It is generally believed that poverty in rural Ethiopia has fallen significantly since the early 1990s, thanks to improved governance and economic liberalisation policies. This paper presents several arguments that challenge this view. The first questions the methodological foundations of the panel survey data from which these positive trends are derived: we argue that the original sampling frame was so small and nrepresentative that there is no basis for extrapolating national poverty rates and trends from the six case study villages. The second argument questions the conceptual approach preferred by these studies: poverty estimates based on levels of current consumption are heavily determined in Ethiopia by seasonality, annual rainfall and food aid receipts. The third strand considers alternative sources of data on changes in well-being in Ethiopia: recent qualitative studies report that the poor perceive themselves as poorer and more vulnerable than 'official' poverty headcount figures suggest.
Finally, we report findings from our own survey in the chronically poor and historically famineprone region formerly known as Wollo. Firstly, a significant proportion of households in the study area are destitute - destitution being defined as inability to meet basic needs, lack of key productive assets, and dependence on transfers. Secondly, the numbers of destitute people, and of people vulnerable to becoming destitute, have increased over the past ten years. Thirdly, the crisis of livelihoods underlying this trend is affecting entire communities - the dominant pattern is an aggregate downward shift, rather than stratification - and the decline of wealthier households is exacerbating the vulnerability of the poorest. These findings cast serious doubts on generalisations about poverty trends in Ethiopia. At the very least, national-level data need to be disaggregated: improving national trends may conceal pockets of entrenched poverty and a deepening livelihoods crisis in parts of rural Ethiopia.

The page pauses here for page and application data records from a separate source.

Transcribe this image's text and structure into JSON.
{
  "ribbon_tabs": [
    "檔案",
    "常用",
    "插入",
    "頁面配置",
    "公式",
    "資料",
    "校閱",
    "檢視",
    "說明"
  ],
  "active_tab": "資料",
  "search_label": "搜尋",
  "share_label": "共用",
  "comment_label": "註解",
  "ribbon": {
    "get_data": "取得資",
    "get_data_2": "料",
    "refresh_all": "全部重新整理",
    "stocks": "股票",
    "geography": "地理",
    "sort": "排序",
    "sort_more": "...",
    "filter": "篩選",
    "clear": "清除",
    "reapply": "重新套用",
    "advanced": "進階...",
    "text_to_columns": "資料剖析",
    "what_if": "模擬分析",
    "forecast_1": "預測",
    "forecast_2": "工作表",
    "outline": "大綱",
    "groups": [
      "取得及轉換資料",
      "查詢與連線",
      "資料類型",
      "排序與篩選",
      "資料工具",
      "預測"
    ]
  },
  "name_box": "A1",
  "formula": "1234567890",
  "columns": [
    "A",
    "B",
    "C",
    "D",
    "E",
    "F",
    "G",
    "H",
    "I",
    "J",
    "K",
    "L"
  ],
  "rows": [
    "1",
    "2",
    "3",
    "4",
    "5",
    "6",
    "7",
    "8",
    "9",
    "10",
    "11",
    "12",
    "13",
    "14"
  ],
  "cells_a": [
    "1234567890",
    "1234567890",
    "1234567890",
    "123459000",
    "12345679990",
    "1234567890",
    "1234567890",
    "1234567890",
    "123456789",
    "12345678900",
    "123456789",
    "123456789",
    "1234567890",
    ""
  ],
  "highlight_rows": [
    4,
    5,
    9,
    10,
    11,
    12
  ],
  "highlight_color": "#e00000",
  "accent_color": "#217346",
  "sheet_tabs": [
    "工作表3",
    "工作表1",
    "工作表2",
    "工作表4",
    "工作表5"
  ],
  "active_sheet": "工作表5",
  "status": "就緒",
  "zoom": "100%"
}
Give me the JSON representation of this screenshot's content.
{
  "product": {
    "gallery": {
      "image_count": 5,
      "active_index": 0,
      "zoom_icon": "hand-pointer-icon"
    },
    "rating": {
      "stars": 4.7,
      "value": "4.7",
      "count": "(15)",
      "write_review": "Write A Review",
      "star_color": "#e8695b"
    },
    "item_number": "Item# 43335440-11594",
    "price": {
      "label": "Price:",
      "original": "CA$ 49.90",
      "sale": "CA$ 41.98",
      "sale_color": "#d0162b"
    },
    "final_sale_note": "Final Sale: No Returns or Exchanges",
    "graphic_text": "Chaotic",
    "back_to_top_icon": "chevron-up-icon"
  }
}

Is poverty really falling in rural Ethiopia? [Draft], presented at Staying Poor: Chronic Poverty and Development Policy, Institute for Development Policy and Management, University of Manchester, 7-9 April 2003. Chronic Poverty Research Centre (CPRC), Manchester, UK, 30 pp.